Will routinely criticized for distorting climate data
Will distorted Arctic Climate Research Center about sea ice. Previously, Will twice misused sea ice data to falsely suggest that the data undermine the overwhelming evidence that humans are causing global warming. In a February 27 column, Will falsely claimed that in his February 15 column, he "accurately reported" on the contents of an ACRC document. In fact, the document he cited rebutted the very argument he was making: the ACRC document that Will relied on actually stated that the sea ice data are consistent with the outcomes projected by climate-change models. In the words of TPM Muckraker's Zachary Roth, Will's new column "amounts to a stubborn defense of the amazing global warming denialist column he published earlier this month, that was ripped apart by just about everyone and their mother." On April 6, NASA and the National Snow and Ice Data Center (NSIDC) released new data on Arctic sea ice levels that further discredited Will's statements.

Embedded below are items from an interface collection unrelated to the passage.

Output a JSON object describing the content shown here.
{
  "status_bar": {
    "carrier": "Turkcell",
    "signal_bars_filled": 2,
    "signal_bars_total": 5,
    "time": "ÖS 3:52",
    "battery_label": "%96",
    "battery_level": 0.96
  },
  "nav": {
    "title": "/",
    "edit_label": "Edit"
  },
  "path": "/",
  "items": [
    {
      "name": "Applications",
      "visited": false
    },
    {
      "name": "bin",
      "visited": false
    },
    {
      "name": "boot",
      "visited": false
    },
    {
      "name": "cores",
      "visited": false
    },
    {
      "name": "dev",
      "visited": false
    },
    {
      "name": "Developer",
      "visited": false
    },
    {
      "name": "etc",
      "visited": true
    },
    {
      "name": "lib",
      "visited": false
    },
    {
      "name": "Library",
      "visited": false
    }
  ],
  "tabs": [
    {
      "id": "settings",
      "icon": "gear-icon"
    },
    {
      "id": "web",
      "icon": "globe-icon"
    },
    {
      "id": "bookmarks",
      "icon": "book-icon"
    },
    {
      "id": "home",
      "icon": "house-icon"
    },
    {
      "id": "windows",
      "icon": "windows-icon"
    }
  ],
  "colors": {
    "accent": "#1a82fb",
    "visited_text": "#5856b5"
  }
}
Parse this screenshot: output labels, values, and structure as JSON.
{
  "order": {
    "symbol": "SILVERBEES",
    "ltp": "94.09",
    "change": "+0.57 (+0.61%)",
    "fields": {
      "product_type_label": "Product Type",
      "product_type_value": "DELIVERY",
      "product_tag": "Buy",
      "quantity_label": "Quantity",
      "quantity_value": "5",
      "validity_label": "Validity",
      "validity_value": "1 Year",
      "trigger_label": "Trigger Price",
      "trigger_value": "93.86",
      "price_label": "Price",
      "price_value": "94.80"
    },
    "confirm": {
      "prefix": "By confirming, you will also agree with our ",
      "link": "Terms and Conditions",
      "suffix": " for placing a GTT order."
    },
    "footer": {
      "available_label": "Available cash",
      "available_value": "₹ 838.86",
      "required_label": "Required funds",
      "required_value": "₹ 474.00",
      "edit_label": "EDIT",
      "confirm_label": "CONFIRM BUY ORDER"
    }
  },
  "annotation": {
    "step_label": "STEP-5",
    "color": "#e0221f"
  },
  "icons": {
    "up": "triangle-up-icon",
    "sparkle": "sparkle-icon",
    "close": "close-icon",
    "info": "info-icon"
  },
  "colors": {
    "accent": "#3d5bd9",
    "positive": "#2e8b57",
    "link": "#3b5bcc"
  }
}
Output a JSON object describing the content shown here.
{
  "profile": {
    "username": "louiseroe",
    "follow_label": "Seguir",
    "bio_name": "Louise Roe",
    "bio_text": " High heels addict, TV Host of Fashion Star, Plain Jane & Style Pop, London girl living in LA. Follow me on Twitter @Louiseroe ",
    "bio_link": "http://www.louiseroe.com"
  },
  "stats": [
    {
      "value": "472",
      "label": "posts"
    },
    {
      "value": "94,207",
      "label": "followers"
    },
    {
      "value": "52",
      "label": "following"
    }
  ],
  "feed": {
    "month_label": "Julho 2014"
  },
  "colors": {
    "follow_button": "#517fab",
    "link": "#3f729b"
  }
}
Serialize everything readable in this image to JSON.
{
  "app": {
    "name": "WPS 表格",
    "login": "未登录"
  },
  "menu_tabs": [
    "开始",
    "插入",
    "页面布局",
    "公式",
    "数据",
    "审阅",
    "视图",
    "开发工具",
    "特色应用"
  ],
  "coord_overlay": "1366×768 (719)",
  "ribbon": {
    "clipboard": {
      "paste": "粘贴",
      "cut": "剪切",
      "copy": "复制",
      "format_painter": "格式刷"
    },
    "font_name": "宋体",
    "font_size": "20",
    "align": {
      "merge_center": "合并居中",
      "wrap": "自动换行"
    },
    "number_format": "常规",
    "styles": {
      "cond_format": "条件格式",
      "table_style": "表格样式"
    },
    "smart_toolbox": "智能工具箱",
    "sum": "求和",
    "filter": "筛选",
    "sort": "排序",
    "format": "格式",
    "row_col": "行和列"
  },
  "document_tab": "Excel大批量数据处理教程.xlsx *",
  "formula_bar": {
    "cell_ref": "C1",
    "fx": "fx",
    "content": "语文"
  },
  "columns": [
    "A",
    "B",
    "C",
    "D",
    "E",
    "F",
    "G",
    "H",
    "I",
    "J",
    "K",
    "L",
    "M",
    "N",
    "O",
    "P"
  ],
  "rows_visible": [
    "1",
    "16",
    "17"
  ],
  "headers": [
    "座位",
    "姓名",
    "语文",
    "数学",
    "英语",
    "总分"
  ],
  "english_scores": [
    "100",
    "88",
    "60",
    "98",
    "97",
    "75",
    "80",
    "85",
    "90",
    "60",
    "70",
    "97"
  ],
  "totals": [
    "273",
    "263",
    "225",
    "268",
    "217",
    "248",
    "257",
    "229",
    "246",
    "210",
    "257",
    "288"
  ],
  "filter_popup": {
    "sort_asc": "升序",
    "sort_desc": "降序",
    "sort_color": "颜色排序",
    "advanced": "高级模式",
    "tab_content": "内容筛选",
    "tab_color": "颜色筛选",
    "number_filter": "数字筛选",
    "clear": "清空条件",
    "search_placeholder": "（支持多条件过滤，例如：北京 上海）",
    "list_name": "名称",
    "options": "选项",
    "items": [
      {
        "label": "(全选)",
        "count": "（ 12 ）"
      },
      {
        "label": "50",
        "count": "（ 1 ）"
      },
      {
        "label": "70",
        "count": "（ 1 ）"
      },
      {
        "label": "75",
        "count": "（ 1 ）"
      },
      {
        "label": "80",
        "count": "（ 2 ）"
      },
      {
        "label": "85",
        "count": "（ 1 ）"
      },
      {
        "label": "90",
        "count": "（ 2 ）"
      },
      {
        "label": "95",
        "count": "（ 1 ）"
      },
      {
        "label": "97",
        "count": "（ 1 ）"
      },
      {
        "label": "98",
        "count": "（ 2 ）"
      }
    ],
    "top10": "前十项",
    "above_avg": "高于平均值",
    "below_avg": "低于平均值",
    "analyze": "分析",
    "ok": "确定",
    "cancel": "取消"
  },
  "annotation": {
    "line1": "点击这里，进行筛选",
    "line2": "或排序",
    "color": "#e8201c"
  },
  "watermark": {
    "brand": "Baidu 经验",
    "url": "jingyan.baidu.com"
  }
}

Will criticized for "misrepresentation of the data" after distorting World Meteorological Organisation (WMO) data about global temperatures. Will wrote in his April 2 column that "[r]educing carbon emissions supposedly will reverse warming, which is allegedly occurring even though, according to statistics published by the WMO, there has not been a warmer year on record than 1998." Will presented the WMO data as evidence that global warming may not be occurring despite the fact that WMO Secretary-General Michel Jarraud criticized him for similarly writing in a February 15 column that according to the organization, "there has been no recorded global warming for more than a decade." Jarraud called Will's February 15 assertion "a misrepresentation of the data and of scientific knowledge."
Will columns criticized by Post colleagues. Will's global warming columns have also recently been criticized by Washington Post editorial board member and cartoonist Tom Toles, Post weather columnist Andrew Freedman, and Post ombudsman Andrew Alexander. His fellow editorial columnist Eugene Robinson also said that Will "cross[ed] the line" in spreading global warming misinformation.